‘I’ poems are a tool for relating individual stories about big experiences, life changing events, issues and problems for example: the impact of an experiential learning course. The technique is based on the narrative analysis method developed by Doucet and Mauthner (2008) called the Listening Guide. You can find a summary of the Guide at the end of this article. This is a narrative analysis method used most often in problematic individual situations where perhaps the person has some difficulty in communicating about themselves and their wishes. For example, someone suffering from dementia, a young person with learning difficulties. What this approach does is it removes extra, confusing and distracting dialogue to focus in on how the person talks about themselves. It brings to our attention the voice of ‘I’.
I have been exploring how this approach can be used in different situations.

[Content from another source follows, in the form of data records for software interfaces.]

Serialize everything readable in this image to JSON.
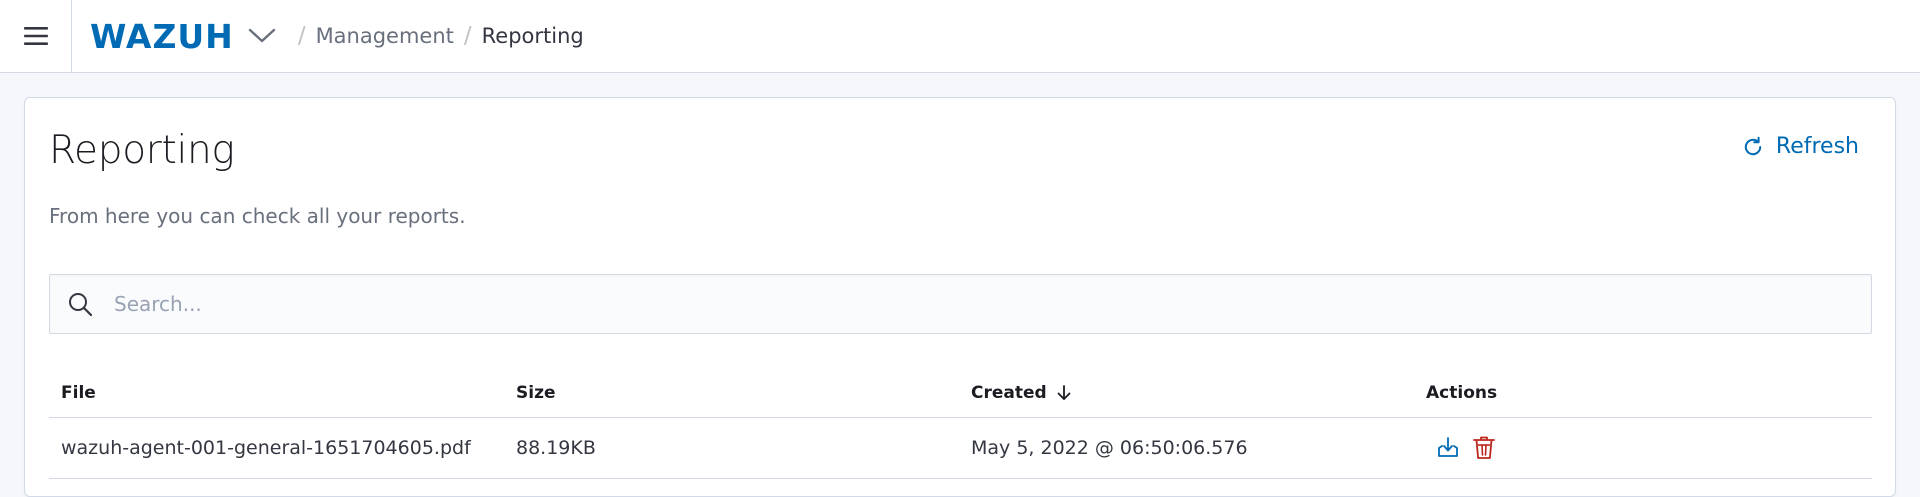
{
  "header": {
    "logo_text": "WAZUH",
    "breadcrumbs": [
      {
        "label": "Management"
      },
      {
        "label": "Reporting"
      }
    ]
  },
  "panel": {
    "title": "Reporting",
    "description": "From here you can check all your reports.",
    "refresh_label": "Refresh"
  },
  "search": {
    "placeholder": "Search...",
    "value": ""
  },
  "table": {
    "columns": {
      "file": "File",
      "size": "Size",
      "created": "Created",
      "actions": "Actions"
    },
    "sort": {
      "column": "created",
      "direction": "descending"
    },
    "rows": [
      {
        "file": "wazuh-agent-001-general-1651704605.pdf",
        "size": "88.19KB",
        "created": "May 5, 2022 @ 06:50:06.576",
        "actions": [
          "download-icon",
          "trash-icon"
        ]
      }
    ]
  },
  "colors": {
    "brand": "#006bb4",
    "danger": "#bd271e",
    "border": "#d3dae6",
    "text": "#343741",
    "muted": "#69707d"
  }
}
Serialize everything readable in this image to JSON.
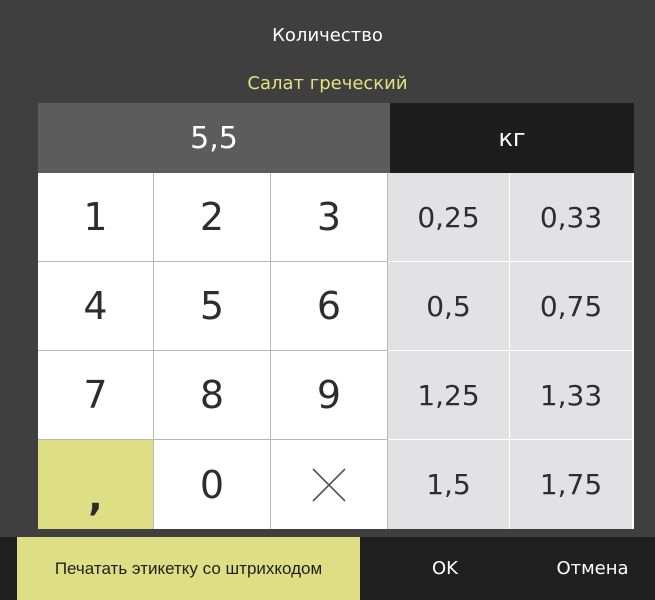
{
  "dialog": {
    "title": "Количество",
    "subtitle": "Салат греческий"
  },
  "display": {
    "value": "5,5",
    "unit": "кг"
  },
  "keypad": {
    "digits": [
      "1",
      "2",
      "3",
      "4",
      "5",
      "6",
      "7",
      "8",
      "9",
      "0"
    ],
    "comma": ",",
    "clear_icon": "clear-x-icon"
  },
  "quick_values": [
    "0,25",
    "0,33",
    "0,5",
    "0,75",
    "1,25",
    "1,33",
    "1,5",
    "1,75"
  ],
  "bottom_bar": {
    "print_label": "Печатать этикетку со штрихкодом",
    "ok_label": "OK",
    "cancel_label": "Отмена"
  },
  "colors": {
    "background": "#3e3f3e",
    "accent_yellow": "#dede85",
    "subtitle_yellow": "#e5e07f",
    "display_bg": "#5b5c5b",
    "unit_bg": "#1d1d1d",
    "quick_bg": "#e2e2e4",
    "bottom_bar_bg": "#202020"
  }
}
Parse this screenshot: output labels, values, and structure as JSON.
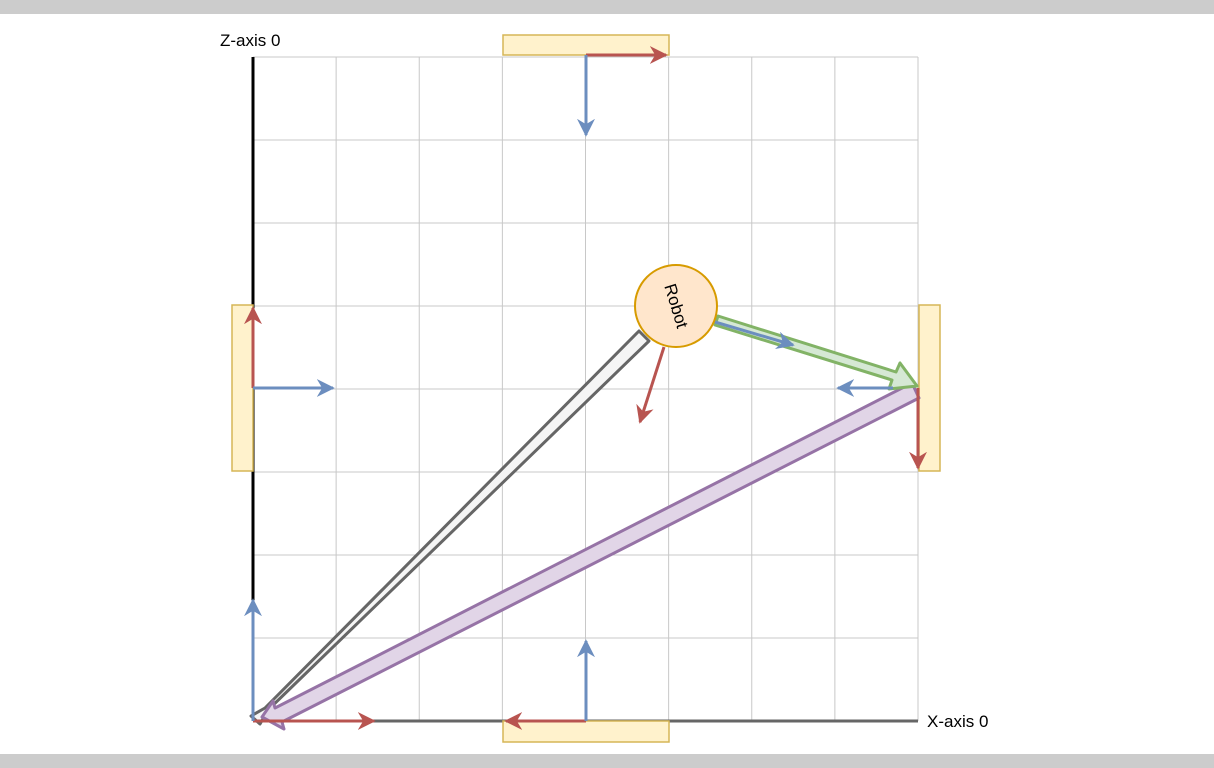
{
  "labels": {
    "z_axis": "Z-axis 0",
    "x_axis": "X-axis 0",
    "robot": "Robot"
  },
  "colors": {
    "background_frame": "#cccccc",
    "canvas": "#ffffff",
    "grid": "#c8c8c8",
    "z_axis_line": "#000000",
    "x_axis_line": "#666666",
    "marker_fill": "#fff2cc",
    "marker_stroke": "#d6b656",
    "red_arrow": "#b85450",
    "blue_arrow": "#6c8ebf",
    "robot_fill": "#ffe6cc",
    "robot_stroke": "#d79b00",
    "green_arrow_fill": "#d5e8d4",
    "green_arrow_stroke": "#82b366",
    "purple_arrow_fill": "#e1d5e7",
    "purple_arrow_stroke": "#9673a6",
    "gray_arrow_fill": "#f5f5f5",
    "gray_arrow_stroke": "#666666"
  },
  "grid": {
    "columns": 8,
    "rows": 8
  },
  "elements": [
    "marker-top",
    "marker-left",
    "marker-right",
    "marker-bottom",
    "robot",
    "robot-to-right-marker-arrow",
    "right-marker-to-origin-arrow",
    "robot-to-origin-arrow"
  ]
}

For example, focusing in on how a young person reflects on their experiences such as participating in a leadership training course. I also used this approach within my doctoral study to focus in on the story of one individual to examine their experience of an impactful situation at one moment and then 4 months later. I also used the approach to analyse my reflexive journal to review my doctoral journey.
What does an ‘I’ poem look like?

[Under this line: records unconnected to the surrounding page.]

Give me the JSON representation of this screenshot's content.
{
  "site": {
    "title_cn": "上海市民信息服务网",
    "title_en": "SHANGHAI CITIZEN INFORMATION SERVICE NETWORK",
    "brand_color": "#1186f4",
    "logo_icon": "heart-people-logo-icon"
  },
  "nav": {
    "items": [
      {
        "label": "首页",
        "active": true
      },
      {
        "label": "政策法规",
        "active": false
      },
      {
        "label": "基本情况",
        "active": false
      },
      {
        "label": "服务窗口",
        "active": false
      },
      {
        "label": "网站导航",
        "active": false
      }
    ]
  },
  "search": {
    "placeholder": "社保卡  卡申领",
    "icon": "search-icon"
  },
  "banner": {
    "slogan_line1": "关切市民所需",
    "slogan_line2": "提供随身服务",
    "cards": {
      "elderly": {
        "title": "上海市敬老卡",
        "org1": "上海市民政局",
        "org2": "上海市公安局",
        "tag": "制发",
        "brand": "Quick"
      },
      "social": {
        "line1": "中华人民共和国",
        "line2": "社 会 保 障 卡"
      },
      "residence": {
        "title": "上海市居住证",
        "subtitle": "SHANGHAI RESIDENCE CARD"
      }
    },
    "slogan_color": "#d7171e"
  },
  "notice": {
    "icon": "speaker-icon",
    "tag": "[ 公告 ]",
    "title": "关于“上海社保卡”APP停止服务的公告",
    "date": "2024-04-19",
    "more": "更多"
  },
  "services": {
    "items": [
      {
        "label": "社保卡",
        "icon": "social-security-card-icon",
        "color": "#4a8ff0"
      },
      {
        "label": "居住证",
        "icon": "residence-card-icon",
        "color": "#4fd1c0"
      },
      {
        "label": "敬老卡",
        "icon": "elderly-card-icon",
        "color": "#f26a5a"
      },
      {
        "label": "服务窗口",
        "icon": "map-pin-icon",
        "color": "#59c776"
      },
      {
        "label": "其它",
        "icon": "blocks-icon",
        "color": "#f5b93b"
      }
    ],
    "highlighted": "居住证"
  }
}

Making a good start
Introduction – ‘Julie’ is a 17-year-old who has Down’s syndrome. This was her first residential leader training weekend that she has attended and below is a diary of her experience as an ‘I’ poem.
I wanted to go …
I wanted to learn to help …
I wanted to learn about being a good leader.
It was nice being helped.
It sounded like fun.
I went with a new
We had a good time doing things together, discussing things together.
I shared a room with her …
I chatted with my new friend …
It felt very cosy and very fun.
We did some outdoor activities …
I felt nervous …
I have been on a flying fox before but the idea of falling in the pond really scared me.
I didn’t go on the zip line.
I really enjoyed going to the shop …
I really enjoyed the singing outside … in the night …
It was magical.
I learnt about different ways to …
What was most difficult for me was …
I did make some new friends.
I was trying to be helpful …
I enjoyed the weekend very much.
The diary shows that Julie participated in most of the activities over the weekend, and felt comfortable and supported with her peers. She talks about herself in positive ways ‘wanting to …’ but also shows her awareness of less comfortable feelings like fear and uncertainty. She clearly enjoyed her time and learnt a great deal. She was able to build her skills as a young leader, build self-confidence and make new friends.
Using ‘I’ poems in training and evaluation
It seems to me that there are potential uses for this narrative approach in our work as experiential educators, facilitators, researchers and evaluators such as:
- To enhance self-awareness during a programme.
- To make learning more transferable – how does this relate to my work?
- To create a different type of case study, co-working with the subject.
- To reflect on change over time.
- To enable people to articulate their voice.
- Evaluation – thinking at the end of a programme, experience/impact data.
‘I’ poems workshop
This short article is based on a workshop that I facilitated during the EEE (Experiential Educators in Europe) conference in 2016 and 2017. My workshop introduced how this narrative method works, participants tried it out on experiences of their own and explored how it might be used within their work contexts.
Participants used a voice recorder app via their mobile phone to record their experiences. I was aware that in the workshop I was asking people to share personal experiences, so issues of sensitivity, confidentiality and choice were important. What helped was that the workshop was towards the end of a 4-day conference and participants new each other well. They felt comfortable to participate.
What happened in the workshop was that following the very practical tasks of sharing experiences, recording and shared analysis, we came together to see the results. Participants chose to read out their poem or their partner’s poem. At this point, the workshop flipped from practical methods to deep emotional expression. Reading out their individual ‘I’ poems generated a new level of reflection and appreciation of learning from their experiences.
The Listening Guide involves four ‘readings’ or listening stages:
Overall plot and our response to the story
- Listen to the overall story to get a sense of what is happening and the events which unfold.
- Note the who, what, when, where and why of the narrative.
- Particular questions to think about:
- Are there any recurring words?
- Is there a central metaphor?
- Are there contradictions in the story?
- Reflect on our own response to the story – in what ways do we identify with or distance ourselves from the person? In what ways are our experiences similar or different?
- Use a summary from this reading to introduce or set the scene for the narrative.
The voice of ‘I’
- This reading focuses on the active voice of ‘I’ or the person telling the story.
- How do they experience, feel and speak about her/himself?
- Do they use alternative active voices such as ‘we’ or ‘me’?
- Sometimes there seems to be a recurring ‘it’.
Reading for relationships
- How does he/she experience themselves in relation to other characters within the story?
Context – Social, cultural and political
- What are the social structures, cultural norms and expectations?
- Does gender, age, disability and/or race influence the narrative?
Doucet, A. and Mauthner, N.S. What can be known and how? Narrated subjects and the Listening Guide, Qualitative Research 2008; 8; 399-409.